**Work task:**
Quote every line of the data below as it stands, omitting pictures.

Stored records:
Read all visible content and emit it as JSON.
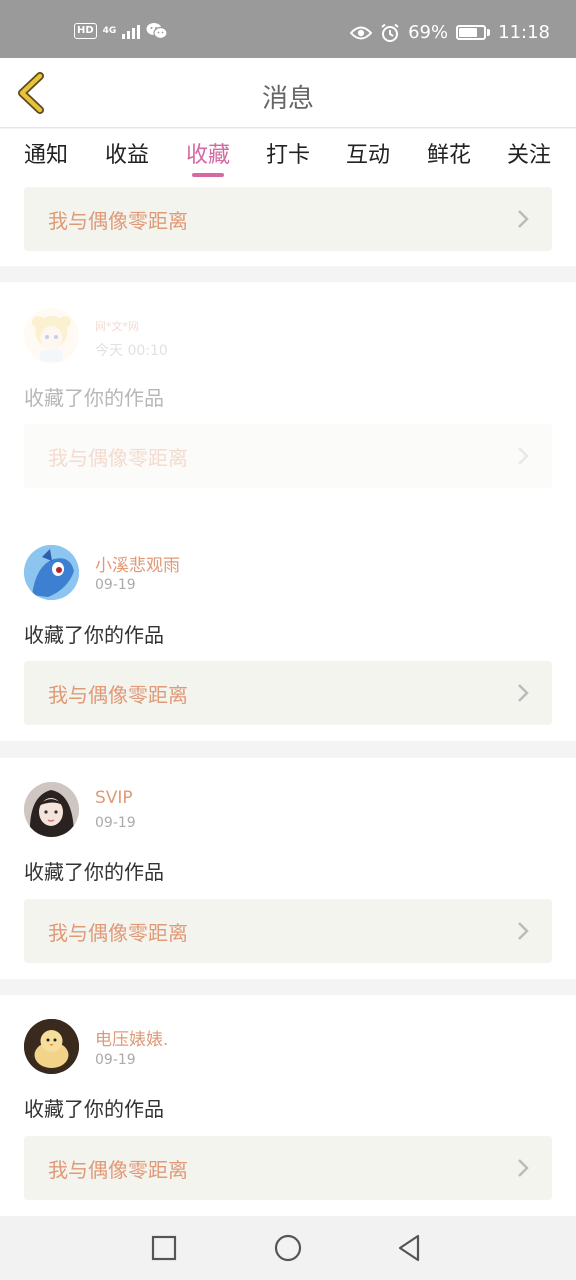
{
  "status_bar": {
    "hd": "HD",
    "network": "4G",
    "battery_percent": "69%",
    "time": "11:18",
    "icons": [
      "hd-icon",
      "signal-icon",
      "wechat-icon",
      "eye-icon",
      "alarm-icon",
      "battery-icon"
    ]
  },
  "header": {
    "title": "消息",
    "back_icon": "chevron-left-icon"
  },
  "tabs": [
    {
      "label": "通知",
      "active": false
    },
    {
      "label": "收益",
      "active": false
    },
    {
      "label": "收藏",
      "active": true
    },
    {
      "label": "打卡",
      "active": false
    },
    {
      "label": "互动",
      "active": false
    },
    {
      "label": "鲜花",
      "active": false
    },
    {
      "label": "关注",
      "active": false
    }
  ],
  "feed": [
    {
      "work_title": "我与偶像零距离"
    },
    {
      "user": "网*文*网",
      "time": "今天 00:10",
      "action": "收藏了你的作品",
      "work_title": "我与偶像零距离",
      "faded": true
    },
    {
      "user": "小溪悲观雨",
      "time": "09-19",
      "action": "收藏了你的作品",
      "work_title": "我与偶像零距离"
    },
    {
      "user": "SVIP",
      "time": "09-19",
      "action": "收藏了你的作品",
      "work_title": "我与偶像零距离"
    },
    {
      "user": "电压婊婊.",
      "time": "09-19",
      "action": "收藏了你的作品",
      "work_title": "我与偶像零距离"
    }
  ],
  "colors": {
    "accent": "#d46aa2",
    "username": "#e09a78",
    "back_arrow": "#e8c23a"
  },
  "nav": {
    "icons": [
      "recent-apps-icon",
      "home-icon",
      "back-icon"
    ]
  }
}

**Response below:**
Read all visible content and emit it as JSON.
{
  "status_bar": {
    "hd": "HD",
    "network": "4G",
    "battery_percent": "69%",
    "time": "11:18",
    "icons": [
      "hd-icon",
      "signal-icon",
      "wechat-icon",
      "eye-icon",
      "alarm-icon",
      "battery-icon"
    ]
  },
  "header": {
    "title": "消息",
    "back_icon": "chevron-left-icon"
  },
  "tabs": [
    {
      "label": "通知",
      "active": false
    },
    {
      "label": "收益",
      "active": false
    },
    {
      "label": "收藏",
      "active": true
    },
    {
      "label": "打卡",
      "active": false
    },
    {
      "label": "互动",
      "active": false
    },
    {
      "label": "鲜花",
      "active": false
    },
    {
      "label": "关注",
      "active": false
    }
  ],
  "feed": [
    {
      "work_title": "我与偶像零距离"
    },
    {
      "user": "网*文*网",
      "time": "今天 00:10",
      "action": "收藏了你的作品",
      "work_title": "我与偶像零距离",
      "faded": true
    },
    {
      "user": "小溪悲观雨",
      "time": "09-19",
      "action": "收藏了你的作品",
      "work_title": "我与偶像零距离"
    },
    {
      "user": "SVIP",
      "time": "09-19",
      "action": "收藏了你的作品",
      "work_title": "我与偶像零距离"
    },
    {
      "user": "电压婊婊.",
      "time": "09-19",
      "action": "收藏了你的作品",
      "work_title": "我与偶像零距离"
    }
  ],
  "colors": {
    "accent": "#d46aa2",
    "username": "#e09a78",
    "back_arrow": "#e8c23a"
  },
  "nav": {
    "icons": [
      "recent-apps-icon",
      "home-icon",
      "back-icon"
    ]
  }
}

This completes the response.